TO DO: For every entry that follows, return an identical copy.

(Items from an interface collection)
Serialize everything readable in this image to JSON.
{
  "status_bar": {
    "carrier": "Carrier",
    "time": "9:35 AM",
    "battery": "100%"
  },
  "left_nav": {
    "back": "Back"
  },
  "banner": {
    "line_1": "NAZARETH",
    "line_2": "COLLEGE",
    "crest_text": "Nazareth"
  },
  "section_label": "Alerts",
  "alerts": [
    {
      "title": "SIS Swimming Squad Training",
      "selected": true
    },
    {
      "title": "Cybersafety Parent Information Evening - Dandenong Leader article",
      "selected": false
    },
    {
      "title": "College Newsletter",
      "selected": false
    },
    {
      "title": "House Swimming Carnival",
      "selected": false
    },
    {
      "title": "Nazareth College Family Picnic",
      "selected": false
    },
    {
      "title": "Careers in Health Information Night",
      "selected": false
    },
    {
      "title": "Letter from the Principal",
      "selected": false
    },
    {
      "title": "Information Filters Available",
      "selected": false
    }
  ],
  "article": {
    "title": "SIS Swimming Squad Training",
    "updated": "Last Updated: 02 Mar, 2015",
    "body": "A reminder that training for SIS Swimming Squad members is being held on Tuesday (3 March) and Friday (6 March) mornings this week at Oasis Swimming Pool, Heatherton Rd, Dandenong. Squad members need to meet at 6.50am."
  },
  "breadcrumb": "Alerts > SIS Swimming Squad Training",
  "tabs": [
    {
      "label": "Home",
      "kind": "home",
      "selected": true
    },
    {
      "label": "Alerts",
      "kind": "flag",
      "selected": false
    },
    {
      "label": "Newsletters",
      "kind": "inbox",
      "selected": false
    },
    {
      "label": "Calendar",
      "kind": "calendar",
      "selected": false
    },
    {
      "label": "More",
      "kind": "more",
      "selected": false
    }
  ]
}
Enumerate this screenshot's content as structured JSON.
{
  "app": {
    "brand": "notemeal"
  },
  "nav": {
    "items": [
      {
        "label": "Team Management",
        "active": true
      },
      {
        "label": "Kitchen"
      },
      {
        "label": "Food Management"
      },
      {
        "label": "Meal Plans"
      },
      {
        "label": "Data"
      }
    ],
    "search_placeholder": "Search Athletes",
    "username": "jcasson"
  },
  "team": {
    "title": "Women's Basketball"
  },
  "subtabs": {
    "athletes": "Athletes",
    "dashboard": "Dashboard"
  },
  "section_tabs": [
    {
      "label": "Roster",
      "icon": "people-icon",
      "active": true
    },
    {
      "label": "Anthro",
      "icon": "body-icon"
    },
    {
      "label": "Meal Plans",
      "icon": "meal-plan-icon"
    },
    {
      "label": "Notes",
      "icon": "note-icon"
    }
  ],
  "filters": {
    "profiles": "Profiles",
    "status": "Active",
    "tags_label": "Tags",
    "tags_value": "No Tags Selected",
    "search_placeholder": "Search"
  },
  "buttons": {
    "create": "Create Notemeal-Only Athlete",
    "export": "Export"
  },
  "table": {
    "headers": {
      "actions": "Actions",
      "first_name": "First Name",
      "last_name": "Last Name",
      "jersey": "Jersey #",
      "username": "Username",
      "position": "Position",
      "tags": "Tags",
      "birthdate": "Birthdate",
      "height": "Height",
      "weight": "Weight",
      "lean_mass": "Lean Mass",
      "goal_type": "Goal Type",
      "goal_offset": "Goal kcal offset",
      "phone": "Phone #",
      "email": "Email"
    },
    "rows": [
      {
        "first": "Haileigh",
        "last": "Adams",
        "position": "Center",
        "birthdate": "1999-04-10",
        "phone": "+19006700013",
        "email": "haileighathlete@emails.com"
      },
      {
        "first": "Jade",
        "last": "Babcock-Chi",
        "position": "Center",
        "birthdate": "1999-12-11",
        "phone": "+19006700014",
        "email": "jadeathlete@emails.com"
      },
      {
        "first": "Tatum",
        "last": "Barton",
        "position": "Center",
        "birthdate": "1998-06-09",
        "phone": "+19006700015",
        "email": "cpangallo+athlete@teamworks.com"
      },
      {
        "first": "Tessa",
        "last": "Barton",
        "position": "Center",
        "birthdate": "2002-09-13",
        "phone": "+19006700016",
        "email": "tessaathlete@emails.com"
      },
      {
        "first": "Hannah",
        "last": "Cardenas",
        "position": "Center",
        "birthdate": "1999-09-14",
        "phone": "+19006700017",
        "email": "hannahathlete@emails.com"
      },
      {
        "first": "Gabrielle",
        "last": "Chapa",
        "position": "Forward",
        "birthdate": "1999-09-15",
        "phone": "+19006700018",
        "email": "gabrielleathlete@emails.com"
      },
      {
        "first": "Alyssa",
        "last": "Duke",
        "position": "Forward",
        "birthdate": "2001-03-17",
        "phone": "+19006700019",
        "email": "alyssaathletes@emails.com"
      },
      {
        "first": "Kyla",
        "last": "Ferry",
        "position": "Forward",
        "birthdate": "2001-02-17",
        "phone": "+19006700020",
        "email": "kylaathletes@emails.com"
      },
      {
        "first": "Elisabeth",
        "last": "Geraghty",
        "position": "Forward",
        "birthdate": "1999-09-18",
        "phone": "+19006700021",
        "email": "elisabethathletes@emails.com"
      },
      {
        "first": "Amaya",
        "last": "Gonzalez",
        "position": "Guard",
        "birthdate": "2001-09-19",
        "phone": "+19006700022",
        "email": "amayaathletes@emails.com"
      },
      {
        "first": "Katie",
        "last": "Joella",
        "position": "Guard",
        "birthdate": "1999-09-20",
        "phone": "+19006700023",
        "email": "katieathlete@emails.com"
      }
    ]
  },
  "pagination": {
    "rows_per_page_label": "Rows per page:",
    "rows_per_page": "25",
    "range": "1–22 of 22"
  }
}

RESPONSE:
Serialize everything readable in this image to JSON.
{
  "status_bar": {
    "carrier": "Carrier",
    "time": "9:35 AM",
    "battery": "100%"
  },
  "left_nav": {
    "back": "Back"
  },
  "banner": {
    "line_1": "NAZARETH",
    "line_2": "COLLEGE",
    "crest_text": "Nazareth"
  },
  "section_label": "Alerts",
  "alerts": [
    {
      "title": "SIS Swimming Squad Training",
      "selected": true
    },
    {
      "title": "Cybersafety Parent Information Evening - Dandenong Leader article",
      "selected": false
    },
    {
      "title": "College Newsletter",
      "selected": false
    },
    {
      "title": "House Swimming Carnival",
      "selected": false
    },
    {
      "title": "Nazareth College Family Picnic",
      "selected": false
    },
    {
      "title": "Careers in Health Information Night",
      "selected": false
    },
    {
      "title": "Letter from the Principal",
      "selected": false
    },
    {
      "title": "Information Filters Available",
      "selected": false
    }
  ],
  "article": {
    "title": "SIS Swimming Squad Training",
    "updated": "Last Updated: 02 Mar, 2015",
    "body": "A reminder that training for SIS Swimming Squad members is being held on Tuesday (3 March) and Friday (6 March) mornings this week at Oasis Swimming Pool, Heatherton Rd, Dandenong. Squad members need to meet at 6.50am."
  },
  "breadcrumb": "Alerts > SIS Swimming Squad Training",
  "tabs": [
    {
      "label": "Home",
      "kind": "home",
      "selected": true
    },
    {
      "label": "Alerts",
      "kind": "flag",
      "selected": false
    },
    {
      "label": "Newsletters",
      "kind": "inbox",
      "selected": false
    },
    {
      "label": "Calendar",
      "kind": "calendar",
      "selected": false
    },
    {
      "label": "More",
      "kind": "more",
      "selected": false
    }
  ]
}
Enumerate this screenshot's content as structured JSON.
{
  "app": {
    "brand": "notemeal"
  },
  "nav": {
    "items": [
      {
        "label": "Team Management",
        "active": true
      },
      {
        "label": "Kitchen"
      },
      {
        "label": "Food Management"
      },
      {
        "label": "Meal Plans"
      },
      {
        "label": "Data"
      }
    ],
    "search_placeholder": "Search Athletes",
    "username": "jcasson"
  },
  "team": {
    "title": "Women's Basketball"
  },
  "subtabs": {
    "athletes": "Athletes",
    "dashboard": "Dashboard"
  },
  "section_tabs": [
    {
      "label": "Roster",
      "icon": "people-icon",
      "active": true
    },
    {
      "label": "Anthro",
      "icon": "body-icon"
    },
    {
      "label": "Meal Plans",
      "icon": "meal-plan-icon"
    },
    {
      "label": "Notes",
      "icon": "note-icon"
    }
  ],
  "filters": {
    "profiles": "Profiles",
    "status": "Active",
    "tags_label": "Tags",
    "tags_value": "No Tags Selected",
    "search_placeholder": "Search"
  },
  "buttons": {
    "create": "Create Notemeal-Only Athlete",
    "export": "Export"
  },
  "table": {
    "headers": {
      "actions": "Actions",
      "first_name": "First Name",
      "last_name": "Last Name",
      "jersey": "Jersey #",
      "username": "Username",
      "position": "Position",
      "tags": "Tags",
      "birthdate": "Birthdate",
      "height": "Height",
      "weight": "Weight",
      "lean_mass": "Lean Mass",
      "goal_type": "Goal Type",
      "goal_offset": "Goal kcal offset",
      "phone": "Phone #",
      "email": "Email"
    },
    "rows": [
      {
        "first": "Haileigh",
        "last": "Adams",
        "position": "Center",
        "birthdate": "1999-04-10",
        "phone": "+19006700013",
        "email": "haileighathlete@emails.com"
      },
      {
        "first": "Jade",
        "last": "Babcock-Chi",
        "position": "Center",
        "birthdate": "1999-12-11",
        "phone": "+19006700014",
        "email": "jadeathlete@emails.com"
      },
      {
        "first": "Tatum",
        "last": "Barton",
        "position": "Center",
        "birthdate": "1998-06-09",
        "phone": "+19006700015",
        "email": "cpangallo+athlete@teamworks.com"
      },
      {
        "first": "Tessa",
        "last": "Barton",
        "position": "Center",
        "birthdate": "2002-09-13",
        "phone": "+19006700016",
        "email": "tessaathlete@emails.com"
      },
      {
        "first": "Hannah",
        "last": "Cardenas",
        "position": "Center",
        "birthdate": "1999-09-14",
        "phone": "+19006700017",
        "email": "hannahathlete@emails.com"
      },
      {
        "first": "Gabrielle",
        "last": "Chapa",
        "position": "Forward",
        "birthdate": "1999-09-15",
        "phone": "+19006700018",
        "email": "gabrielleathlete@emails.com"
      },
      {
        "first": "Alyssa",
        "last": "Duke",
        "position": "Forward",
        "birthdate": "2001-03-17",
        "phone": "+19006700019",
        "email": "alyssaathletes@emails.com"
      },
      {
        "first": "Kyla",
        "last": "Ferry",
        "position": "Forward",
        "birthdate": "2001-02-17",
        "phone": "+19006700020",
        "email": "kylaathletes@emails.com"
      },
      {
        "first": "Elisabeth",
        "last": "Geraghty",
        "position": "Forward",
        "birthdate": "1999-09-18",
        "phone": "+19006700021",
        "email": "elisabethathletes@emails.com"
      },
      {
        "first": "Amaya",
        "last": "Gonzalez",
        "position": "Guard",
        "birthdate": "2001-09-19",
        "phone": "+19006700022",
        "email": "amayaathletes@emails.com"
      },
      {
        "first": "Katie",
        "last": "Joella",
        "position": "Guard",
        "birthdate": "1999-09-20",
        "phone": "+19006700023",
        "email": "katieathlete@emails.com"
      }
    ]
  },
  "pagination": {
    "rows_per_page_label": "Rows per page:",
    "rows_per_page": "25",
    "range": "1–22 of 22"
  }
}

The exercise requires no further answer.